Hundreds of Indy students celebrate National Arts in Education Week

An Edison School of the Arts student holds a violin in a music class. (WISH Photo)

INDIANAPOLIS (WISH) — Statistics show low-income students who participate in the arts are twice as likely to graduate college as their peers with no arts education.

Still, more than 95 percent of elementary schools do not offer any sort of dance or theater classes. Sept. 11-15 is National Arts in Education Week. It’s designed to bring attention to elected officials and influence educational decision makers across the country and Indiana to support access to the arts for all students.

“My favorite, it would have to be either keyboards, art or theater,” Lily Powell, a third grade student at Edison School of the Arts, said.

Powell has fallen in love with performing while attending Edison School of the Arts, an IPS kindergarten through 8th grade facility on Indy’s south side.

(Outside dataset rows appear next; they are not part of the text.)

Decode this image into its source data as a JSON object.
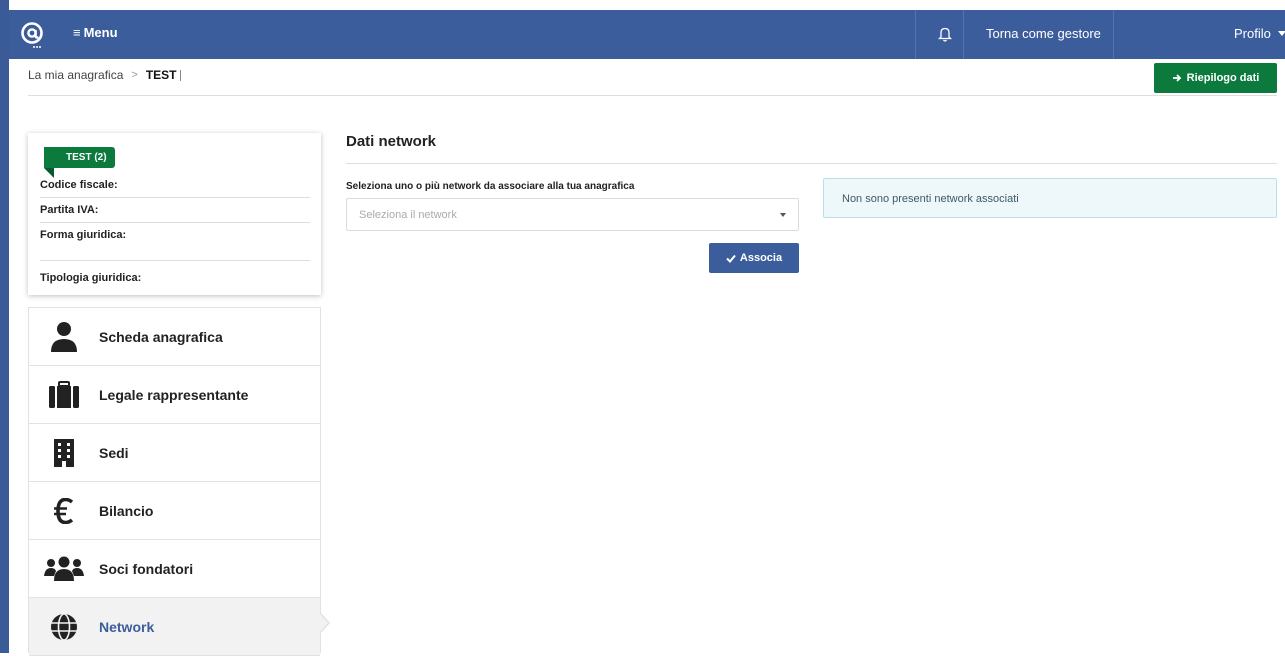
{
  "topbar": {
    "logo_icon": "at-sign-logo",
    "menu_label": "Menu",
    "menu_icon": "hamburger-icon",
    "bell_icon": "bell-icon",
    "torna_label": "Torna come gestore",
    "profilo_label": "Profilo",
    "color": "#3c5d9c"
  },
  "breadcrumb": {
    "items": [
      "La mia anagrafica",
      "TEST"
    ],
    "separator": ">"
  },
  "actions": {
    "riepilogo_label": "Riepilogo dati",
    "riepilogo_color": "#0b7a3c"
  },
  "entity_card": {
    "badge": "TEST (2)",
    "fields": [
      {
        "label": "Codice fiscale:",
        "value": ""
      },
      {
        "label": "Partita IVA:",
        "value": ""
      },
      {
        "label": "Forma giuridica:",
        "value": ""
      },
      {
        "label": "Tipologia giuridica:",
        "value": ""
      }
    ]
  },
  "sidebar": {
    "items": [
      {
        "label": "Scheda anagrafica",
        "icon": "user-icon",
        "active": false
      },
      {
        "label": "Legale rappresentante",
        "icon": "briefcase-icon",
        "active": false
      },
      {
        "label": "Sedi",
        "icon": "building-icon",
        "active": false
      },
      {
        "label": "Bilancio",
        "icon": "euro-icon",
        "active": false
      },
      {
        "label": "Soci fondatori",
        "icon": "users-icon",
        "active": false
      },
      {
        "label": "Network",
        "icon": "globe-icon",
        "active": true
      }
    ]
  },
  "main": {
    "title": "Dati network",
    "field_label": "Seleziona uno o più network da associare alla tua anagrafica",
    "select_placeholder": "Seleziona il network",
    "associa_label": "Associa",
    "alert_text": "Non sono presenti network associati"
  }
}
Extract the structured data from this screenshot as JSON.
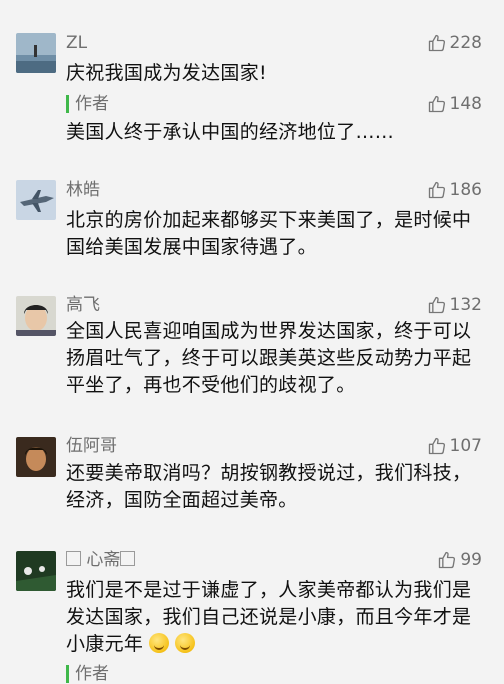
{
  "comments": [
    {
      "name": "ZL",
      "likes": "228",
      "text": "庆祝我国成为发达国家!",
      "reply": {
        "label": "作者",
        "likes": "148",
        "text": "美国人终于承认中国的经济地位了……"
      }
    },
    {
      "name": "林皓",
      "likes": "186",
      "text": "北京的房价加起来都够买下来美国了，是时候中国给美国发展中国家待遇了。"
    },
    {
      "name": "高飞",
      "likes": "132",
      "text": "全国人民喜迎咱国成为世界发达国家，终于可以扬眉吐气了，终于可以跟美英这些反动势力平起平坐了，再也不受他们的歧视了。"
    },
    {
      "name": "伍阿哥",
      "likes": "107",
      "text": "还要美帝取消吗？胡按钢教授说过，我们科技，经济，国防全面超过美帝。"
    },
    {
      "name": "心斋",
      "likes": "99",
      "text": "我们是不是过于谦虚了，人家美帝都认为我们是发达国家，我们自己还说是小康，而且今年才是小康元年",
      "emojis": [
        "grin-emoji",
        "grin-emoji"
      ]
    }
  ],
  "partial_reply_label": "作者",
  "icons": {
    "like": "thumbs-up-icon"
  },
  "colors": {
    "author_bar": "#3fb84a",
    "meta_text": "#6f6f6f"
  }
}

“I never really got to do that in my childhood, so I think this opens up a lot of opportunities for me,” Lily said.

Remember, she is only in third grade. Inside Lilly’s keyboard class, filled with dozens of her peers, you may expect an earful, but it’s actually silent. Children listen to the sound of their own keyboard and their teacher’s voice over headphones. It’s just one type of technology Edison’s principal Nathan Tuttle said makes them a leader in arts education. And it’s not just music classes kids find at Edison, children are exposed to ballet movement and terminology, as well as theater, stage craft, and digital design.

Tuttle said teachers at Edison work to integrate the arts into all classes, even academic courses, like math and history, and the arts teachers often correlate their lessons back to academics.

“Having experience with the arts connects your right and left brain better. It improves all areas of study. It improves concentration. It improves your attention,” Tuttle said. “It improves their academics. It improves their social skills. It improves typically their engagement at home,” Tuttle said.

He’s an Indiana University School of Music graduate who believes deeply in the power of arts education.

“We have parents wanting that unique experience and great education for their kids and value the art and parents who not only value the arts, but see their child as having that as a profession, so they want them here as a resume builder and a skill builder,” Tuttle said.

For kids like Lilly, she said Edison provides an excitement she says she’s never felt in school before.

“It inspires people. And I personally think that everyone would enjoy it if they just got a little experience,” Lily said.

With so little public funding, schools have been relying more on private funds and patrons of the arts to provide creative outlets for students. There has also been a growing trend of nonprofit arts organizations setting aside funding for arts education and outreach to local schools. One example of this in Indianapolis is Kids Dance Outreach, an organization that provides free dance instruction at several IPS schools and to children with special needs.